In Herman Melville’s world-renowned tale, Moby Dick, the crew aboard the Pequod sail the seas in order to hunt, capture, and kill a mysteriously terrifying sperm whale named “Moby Dick”. For centuries, humans have used technological advances to protect their elite status in the animal kingdom, at the unfortunate expense of species ignorantly perceived as being too weak or unintelligent to fight back. Moby Dick illuminates one of the most historically cruel instances of selfishly-oriented, industrial engineering: whaling and hunting animals for sport. Humans and animals are the only living creatures with a similar state of consciousness and this cognitive interconnectedness binds the two species together in ways that can only be speculated and

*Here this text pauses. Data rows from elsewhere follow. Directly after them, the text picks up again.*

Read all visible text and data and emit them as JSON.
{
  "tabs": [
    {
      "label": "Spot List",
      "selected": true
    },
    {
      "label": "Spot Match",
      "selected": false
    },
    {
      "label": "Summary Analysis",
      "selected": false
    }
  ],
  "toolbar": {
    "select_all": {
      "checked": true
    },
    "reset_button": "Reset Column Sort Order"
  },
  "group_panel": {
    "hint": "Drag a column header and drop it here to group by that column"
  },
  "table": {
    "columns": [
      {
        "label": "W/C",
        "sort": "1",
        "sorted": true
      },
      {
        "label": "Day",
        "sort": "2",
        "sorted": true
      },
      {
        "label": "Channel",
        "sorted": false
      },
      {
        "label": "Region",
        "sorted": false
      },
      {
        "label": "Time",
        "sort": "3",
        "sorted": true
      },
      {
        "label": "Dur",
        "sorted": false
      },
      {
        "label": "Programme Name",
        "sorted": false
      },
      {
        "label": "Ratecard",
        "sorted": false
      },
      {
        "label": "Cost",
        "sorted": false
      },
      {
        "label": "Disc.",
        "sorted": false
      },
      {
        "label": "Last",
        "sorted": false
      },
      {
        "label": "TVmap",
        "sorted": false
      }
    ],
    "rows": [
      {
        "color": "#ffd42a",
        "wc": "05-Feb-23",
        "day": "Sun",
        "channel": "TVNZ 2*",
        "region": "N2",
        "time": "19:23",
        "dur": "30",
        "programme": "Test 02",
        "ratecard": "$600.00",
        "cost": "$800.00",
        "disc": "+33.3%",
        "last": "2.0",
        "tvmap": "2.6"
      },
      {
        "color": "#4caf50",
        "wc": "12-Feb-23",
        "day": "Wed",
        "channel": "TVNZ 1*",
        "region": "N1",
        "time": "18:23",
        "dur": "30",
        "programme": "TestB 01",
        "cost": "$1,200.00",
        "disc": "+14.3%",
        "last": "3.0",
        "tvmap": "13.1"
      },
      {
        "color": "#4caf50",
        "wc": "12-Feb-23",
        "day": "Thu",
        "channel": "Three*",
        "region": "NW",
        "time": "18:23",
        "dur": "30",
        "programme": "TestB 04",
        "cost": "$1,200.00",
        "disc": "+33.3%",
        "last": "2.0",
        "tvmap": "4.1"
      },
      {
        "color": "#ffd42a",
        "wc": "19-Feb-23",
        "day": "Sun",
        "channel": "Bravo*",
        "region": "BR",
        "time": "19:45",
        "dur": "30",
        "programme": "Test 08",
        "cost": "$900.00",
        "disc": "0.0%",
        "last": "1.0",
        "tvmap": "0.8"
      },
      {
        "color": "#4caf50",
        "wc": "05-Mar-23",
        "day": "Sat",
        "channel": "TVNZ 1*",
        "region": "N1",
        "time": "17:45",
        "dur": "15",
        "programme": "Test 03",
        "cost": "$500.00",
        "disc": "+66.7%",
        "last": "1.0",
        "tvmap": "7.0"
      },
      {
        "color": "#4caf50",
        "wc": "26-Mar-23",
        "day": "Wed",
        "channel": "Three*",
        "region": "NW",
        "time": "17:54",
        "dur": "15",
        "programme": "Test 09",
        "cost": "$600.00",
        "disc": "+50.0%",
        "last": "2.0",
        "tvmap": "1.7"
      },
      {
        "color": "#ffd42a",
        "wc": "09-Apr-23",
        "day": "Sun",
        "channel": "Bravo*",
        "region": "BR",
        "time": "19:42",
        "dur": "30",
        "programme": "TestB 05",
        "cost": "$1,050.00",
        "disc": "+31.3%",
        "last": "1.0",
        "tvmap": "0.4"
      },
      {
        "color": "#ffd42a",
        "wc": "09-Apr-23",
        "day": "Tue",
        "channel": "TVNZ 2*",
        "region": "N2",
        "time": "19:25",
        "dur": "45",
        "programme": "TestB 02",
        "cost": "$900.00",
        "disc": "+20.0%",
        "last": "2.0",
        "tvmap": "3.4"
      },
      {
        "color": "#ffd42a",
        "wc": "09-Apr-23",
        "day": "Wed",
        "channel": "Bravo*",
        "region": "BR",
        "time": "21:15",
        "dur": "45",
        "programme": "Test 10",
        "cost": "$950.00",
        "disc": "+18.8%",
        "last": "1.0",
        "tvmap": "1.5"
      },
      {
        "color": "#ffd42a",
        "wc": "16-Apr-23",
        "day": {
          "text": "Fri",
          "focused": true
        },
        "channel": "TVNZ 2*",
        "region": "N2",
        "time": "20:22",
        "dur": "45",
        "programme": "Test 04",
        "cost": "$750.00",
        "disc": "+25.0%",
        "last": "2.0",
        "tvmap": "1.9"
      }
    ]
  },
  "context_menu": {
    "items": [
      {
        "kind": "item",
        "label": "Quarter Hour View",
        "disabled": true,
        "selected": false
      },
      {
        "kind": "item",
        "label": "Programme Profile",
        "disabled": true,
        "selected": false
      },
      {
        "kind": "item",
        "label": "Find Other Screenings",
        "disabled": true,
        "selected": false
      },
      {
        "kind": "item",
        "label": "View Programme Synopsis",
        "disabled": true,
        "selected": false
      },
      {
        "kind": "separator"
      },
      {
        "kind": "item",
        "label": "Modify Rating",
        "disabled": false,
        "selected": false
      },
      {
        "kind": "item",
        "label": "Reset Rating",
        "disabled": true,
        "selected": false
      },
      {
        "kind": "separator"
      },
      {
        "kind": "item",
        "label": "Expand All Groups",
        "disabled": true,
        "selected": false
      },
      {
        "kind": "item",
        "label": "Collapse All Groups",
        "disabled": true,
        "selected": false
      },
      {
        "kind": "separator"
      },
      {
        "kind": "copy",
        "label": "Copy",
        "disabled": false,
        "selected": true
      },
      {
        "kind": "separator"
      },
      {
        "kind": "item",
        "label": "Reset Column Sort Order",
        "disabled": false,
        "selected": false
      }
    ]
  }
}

Whether dealing with the tedious chores of maintaining the ship or the neverending search for truth and redemption through the death of Moby Dick. Ahab somewhat possesing demonic qualities, struggled to contain the evil within his inner self thus controling the earth’s stairway to heaven. The captain’s great obsession ,Moby Dick led to the loss of his leg’s as well as his wings. The great whale, Moby Dick was the sea’s most feared and hunted creature. Moby has come across to Ishmael and the rest of the crew of the Peqoud, as a white god.
These sharks are savages in the face of sustenance. In most cases the sheer size of the whale prohibits it from being captured and consumed by the sharks. The only chance that they have at these huge beasts is when they are slung along side the whaling ships. Once they have their opening to this plethora of meat it becomes a barbaric feeding frenzy. These actions of the sharks reflect the actions of the whalers when taking part in the slaying of a whale.
So here is the main question everyone is asking … Should Killer whales be in captivity? In Orlando,Florida a trainer was killed by Tilikum the killer whale and father to all baby orcas. The person the whale had killed was known as our beloved Dawn Bradshaw. While doing the show she had been snatched down off the bank and down under and played with by Tilikum until her arm was snatched and was eaten. Mark Simmons and Carol Ridges were both a former seaworld trainers that knew Dawn Bradshaw.
The universe is finished the copestone is on, and the chips were carted off a million years ago." B. The setting, over all, suggests a rustic, hard seamens life on the open ocean, it being very hard on a man, but very fulfilling.III. CharacterCharacters in this classic novel are very unique, in physical, emotional, and mental aspects. A. Ahab is a one-legged man, feared by most of the crew, he is the Captain of the Pequod, and he has sworn death on Moby Dick, the great white whale, whom left Ahab with only one leg.
"1 Greatly fearing what Ahab has in store in the world gone mad, Starbuck foresees tragedy. Nailing a doubloon to the main mast follows the crazy ranting and Ahab says, "Whosoever of ye raises me a white-headed whale with a wrinkled brow and a crooked jaw, he shall have this gold ounce, my boys! "2 Starbuck tells Ahab that he came to hunt whales, not his commander's vengeance. As the savage harpooners drink, "Death to Moby Dick!" Starbuck mutters, "God help me!—keep us all!
Constantly lowering the smaller boats into the water, killing the whale, and towing the lifeless mammal back to the main ship are quite a task. Many dangers are associated with this physical journey. For example, great danger is caused from men being thrown overboard traveling to go kill the whale which can lead to great injury or death. A portion of the book that shows the great imagery of Herman Melville as well as the dangers of the physical journey is when Tashtego falls into the head of the whale and is basically lost. He fell into the whale because the whole crew was working on the whale to extract the oil.
Also, through the eyes of former Sea World trainers, there is a consistent basis of Sea World covering up attacks by blaming them on trainer error. According to John Crowe, who was a professional diver that was part of the capturing of several whales in the Puget Sound during the 1970’s, the entire process of rounding up killer whales and separating the mother from the babies was not only inhumane, it was heartbreaking as
Strings of it’s previous meal hung in rows from between it’s teeth. Sensing danger, the harbor seal frantically tried to find a place to seek refuge, but it was too late. The jaws of the shark closed around the seal with an astounding 14,000 pounds of pressure, cutting the seal in half. The Great White shark claims another victim.1" Any one who’s seen the famous movie series "Jaws" may look at the Great White Shark in a similar manner. Perhaps it’s the way that Hollywood uses a mix of fact and fiction in the series.
He first compares Stubb to the sharks: "Nor was Stubb the only banqueter on whale's flesh that night. Mingling their mumblings with his own mastications, thousands on thousands of sharks, swarming round the dead leviathan, smackingly feasted on its fatness" (Melville ___). By comparing Stubb to a shark, Ishmael portrays him as beastly and uncivilized, two traits that contradict the Christianity he professes and ministers to Fleece. Two more references are made to solidify the comparison; Ishmael describes the "smacking" of Stubb's "epicurean lips," and Stubb himself says he prefers his whale steak the way the sharks prefer it. Next, Ishmael alludes to the bond between sharks and man in general.